Posted November. 10, 2002 22:43,   


Korea, the US and Japan decided to stop a ship carrying heavy oil for November, which is now heading to the North, from entering the North Korean territorial waters until the executive board meeting of the Korean Peninsula Energy Development Organization (KEDO) slated for November 14 decides on whether stop the shipment or not. The ship, which departed from a port in Singapore on November 6, is now on sail with the schedule of arriving at Weonsan Port in North Korea on the 17th or 18th, carrying 42,500 tons of heavy oil. An official with the government said, "If the ship’s arrival in North Korea is delayed, the ship will stay in the high seas for a while."

The three countries held a Trilateral Coordination and Oversight Group (TCOG) meeting to discuss the North’s nuclear issue, but they failed to narrow their differences over whether to stop the provision of fuel oil to the North.

The US administration is said to have informed South Korea and Japan of its position that in retaliation for the North’s nuclear development program, they should immediately suspend the oil aid project, in which as much as 500,000 tons of heavy oil is delivered to Pyongyang on a yearly basis. In response, the two nations suggested that the immediate suspension is not desirable, so the shipment for November should be delivered as scheduled.

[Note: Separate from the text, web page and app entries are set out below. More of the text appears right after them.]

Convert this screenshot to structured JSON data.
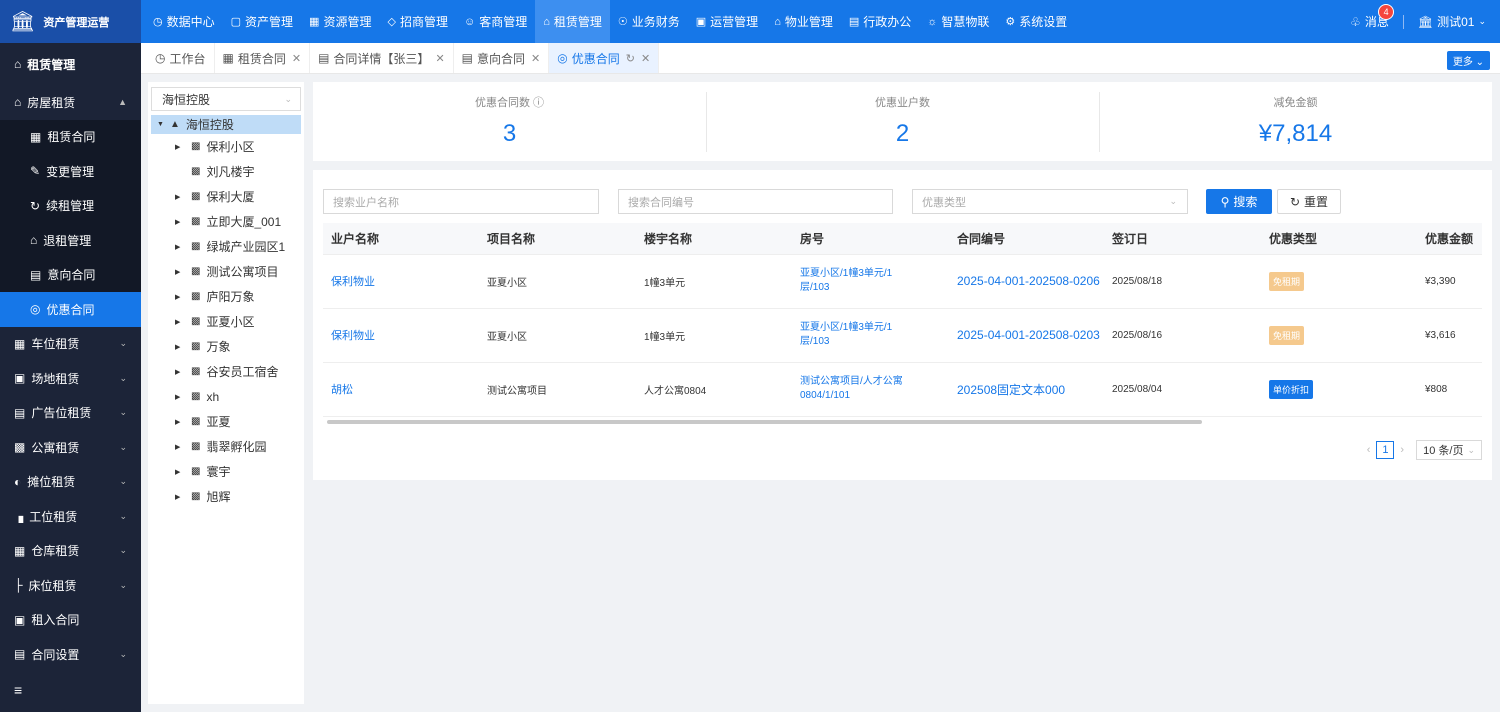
{
  "app": {
    "title": "资产管理运营"
  },
  "nav": {
    "items": [
      {
        "label": "数据中心"
      },
      {
        "label": "资产管理"
      },
      {
        "label": "资源管理"
      },
      {
        "label": "招商管理"
      },
      {
        "label": "客商管理"
      },
      {
        "label": "租赁管理"
      },
      {
        "label": "业务财务"
      },
      {
        "label": "运营管理"
      },
      {
        "label": "物业管理"
      },
      {
        "label": "行政办公"
      },
      {
        "label": "智慧物联"
      },
      {
        "label": "系统设置"
      }
    ],
    "active": "租赁管理",
    "messages_label": "消息",
    "messages_count": "4",
    "user": "测试01"
  },
  "sidebar": {
    "header": "租赁管理",
    "group": "房屋租赁",
    "sub_items": [
      {
        "label": "租赁合同"
      },
      {
        "label": "变更管理"
      },
      {
        "label": "续租管理"
      },
      {
        "label": "退租管理"
      },
      {
        "label": "意向合同"
      },
      {
        "label": "优惠合同"
      }
    ],
    "other_items": [
      {
        "label": "车位租赁"
      },
      {
        "label": "场地租赁"
      },
      {
        "label": "广告位租赁"
      },
      {
        "label": "公寓租赁"
      },
      {
        "label": "摊位租赁"
      },
      {
        "label": "工位租赁"
      },
      {
        "label": "仓库租赁"
      },
      {
        "label": "床位租赁"
      },
      {
        "label": "租入合同"
      },
      {
        "label": "合同设置"
      }
    ]
  },
  "tabs": [
    {
      "label": "工作台"
    },
    {
      "label": "租赁合同"
    },
    {
      "label": "合同详情【张三】"
    },
    {
      "label": "意向合同"
    },
    {
      "label": "优惠合同"
    }
  ],
  "more_label": "更多",
  "tree": {
    "select_value": "海恒控股",
    "root": "海恒控股",
    "nodes": [
      {
        "label": "保利小区",
        "expandable": true
      },
      {
        "label": "刘凡楼宇",
        "expandable": false
      },
      {
        "label": "保利大厦",
        "expandable": true
      },
      {
        "label": "立即大厦_001",
        "expandable": true
      },
      {
        "label": "绿城产业园区1",
        "expandable": true
      },
      {
        "label": "测试公寓项目",
        "expandable": true
      },
      {
        "label": "庐阳万象",
        "expandable": true
      },
      {
        "label": "亚夏小区",
        "expandable": true
      },
      {
        "label": "万象",
        "expandable": true
      },
      {
        "label": "谷安员工宿舍",
        "expandable": true
      },
      {
        "label": "xh",
        "expandable": true
      },
      {
        "label": "亚夏",
        "expandable": true
      },
      {
        "label": "翡翠孵化园",
        "expandable": true
      },
      {
        "label": "寰宇",
        "expandable": true
      },
      {
        "label": "旭辉",
        "expandable": true
      }
    ]
  },
  "stats": [
    {
      "label": "优惠合同数",
      "value": "3"
    },
    {
      "label": "优惠业户数",
      "value": "2"
    },
    {
      "label": "减免金额",
      "value": "¥7,814"
    }
  ],
  "filters": {
    "owner_placeholder": "搜索业户名称",
    "contract_placeholder": "搜索合同编号",
    "type_placeholder": "优惠类型",
    "search_label": "搜索",
    "reset_label": "重置"
  },
  "table": {
    "columns": [
      "业户名称",
      "项目名称",
      "楼宇名称",
      "房号",
      "合同编号",
      "签订日",
      "优惠类型",
      "优惠金额"
    ],
    "rows": [
      {
        "owner": "保利物业",
        "project": "亚夏小区",
        "building": "1幢3单元",
        "room": "亚夏小区/1幢3单元/1层/103",
        "contract": "2025-04-001-202508-0206",
        "date": "2025/08/18",
        "type": "免租期",
        "type_style": "free",
        "amount": "¥3,390"
      },
      {
        "owner": "保利物业",
        "project": "亚夏小区",
        "building": "1幢3单元",
        "room": "亚夏小区/1幢3单元/1层/103",
        "contract": "2025-04-001-202508-0203",
        "date": "2025/08/16",
        "type": "免租期",
        "type_style": "free",
        "amount": "¥3,616"
      },
      {
        "owner": "胡松",
        "project": "测试公寓项目",
        "building": "人才公寓0804",
        "room": "测试公寓项目/人才公寓0804/1/101",
        "contract": "202508固定文本000",
        "date": "2025/08/04",
        "type": "单价折扣",
        "type_style": "disc",
        "amount": "¥808"
      }
    ]
  },
  "pagination": {
    "current": "1",
    "page_size": "10 条/页"
  }
}
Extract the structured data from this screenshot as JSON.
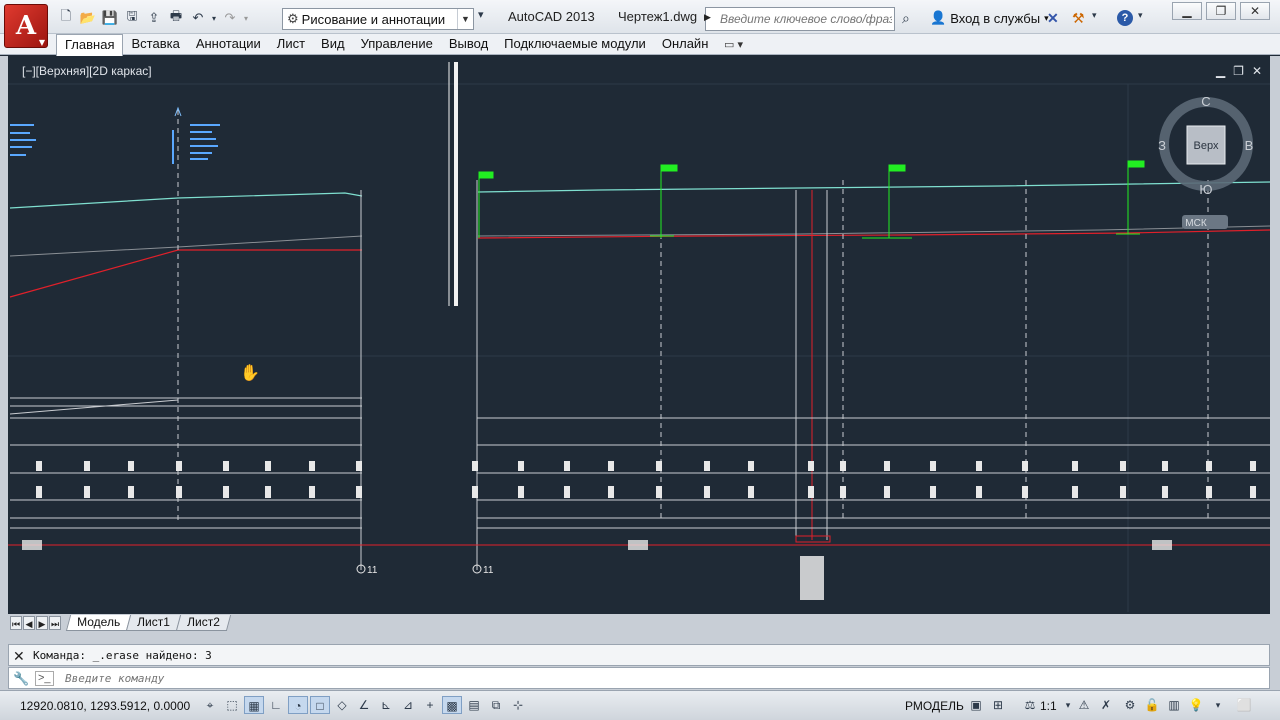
{
  "app": {
    "product": "AutoCAD 2013",
    "file": "Чертеж1.dwg",
    "logo_letter": "A"
  },
  "quick_access": {
    "workspace": "Рисование и аннотации"
  },
  "search": {
    "placeholder": "Введите ключевое слово/фразу"
  },
  "signin": {
    "label": "Вход в службы"
  },
  "ribbon": {
    "tabs": [
      "Главная",
      "Вставка",
      "Аннотации",
      "Лист",
      "Вид",
      "Управление",
      "Вывод",
      "Подключаемые модули",
      "Онлайн"
    ],
    "active_tab": "Главная"
  },
  "viewport": {
    "label": "[−][Верхняя][2D каркас]"
  },
  "viewcube": {
    "face": "Верх",
    "north": "С",
    "south": "Ю",
    "west": "З",
    "east": "В",
    "ucs": "МСК"
  },
  "drawing": {
    "station_markers": [
      "11",
      "11"
    ]
  },
  "layout_tabs": [
    "Модель",
    "Лист1",
    "Лист2"
  ],
  "active_layout": "Модель",
  "command": {
    "history": "Команда: _.erase найдено: 3",
    "placeholder": "Введите команду"
  },
  "status": {
    "coordinates": "12920.0810, 1293.5912, 0.0000",
    "space": "РМОДЕЛЬ",
    "annotation_scale": "1:1"
  },
  "colors": {
    "canvas": "#1f2a36",
    "profile_ground": "#7fe0d0",
    "profile_design": "#e0202a",
    "markers": "#22ee22"
  }
}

The three nations decided to continue discussion over whether the ship for November shipment of fuel oil should turn around to return home at talks of the Community of democracies (CD) slated for November 10-12, and during this period a foreign ministers’ meeting between South Korea and Japan and a US-South Korean assistant secretary-level meeting will be held on sidelines.

After finishing the TCOG meeting, the three nations adopted a joint statement, in which they stressed, "The North can benefit from its expansion of participation in the international community but it should first abandon its nuclear development program in a rapid and verifiable manner."

Young-Sik Kim spear@donga.com